:: WHAT YOU HAVE TO DO ::
Write out every entry exactly as it stands.

PROVIDED RECORDS Block Start

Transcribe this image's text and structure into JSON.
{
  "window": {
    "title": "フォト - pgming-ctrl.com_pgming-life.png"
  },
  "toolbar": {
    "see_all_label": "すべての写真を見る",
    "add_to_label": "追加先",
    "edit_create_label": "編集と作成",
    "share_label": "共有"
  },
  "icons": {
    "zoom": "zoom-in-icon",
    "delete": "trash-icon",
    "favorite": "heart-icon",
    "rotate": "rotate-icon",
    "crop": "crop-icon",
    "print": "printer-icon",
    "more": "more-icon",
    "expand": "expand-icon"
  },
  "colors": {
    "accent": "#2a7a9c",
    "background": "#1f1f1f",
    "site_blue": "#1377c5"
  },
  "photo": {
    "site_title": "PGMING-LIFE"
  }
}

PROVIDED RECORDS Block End

:: SOLUTION ::
Transcribe this image's text and structure into JSON.
{
  "window": {
    "title": "フォト - pgming-ctrl.com_pgming-life.png"
  },
  "toolbar": {
    "see_all_label": "すべての写真を見る",
    "add_to_label": "追加先",
    "edit_create_label": "編集と作成",
    "share_label": "共有"
  },
  "icons": {
    "zoom": "zoom-in-icon",
    "delete": "trash-icon",
    "favorite": "heart-icon",
    "rotate": "rotate-icon",
    "crop": "crop-icon",
    "print": "printer-icon",
    "more": "more-icon",
    "expand": "expand-icon"
  },
  "colors": {
    "accent": "#2a7a9c",
    "background": "#1f1f1f",
    "site_blue": "#1377c5"
  },
  "photo": {
    "site_title": "PGMING-LIFE"
  }
}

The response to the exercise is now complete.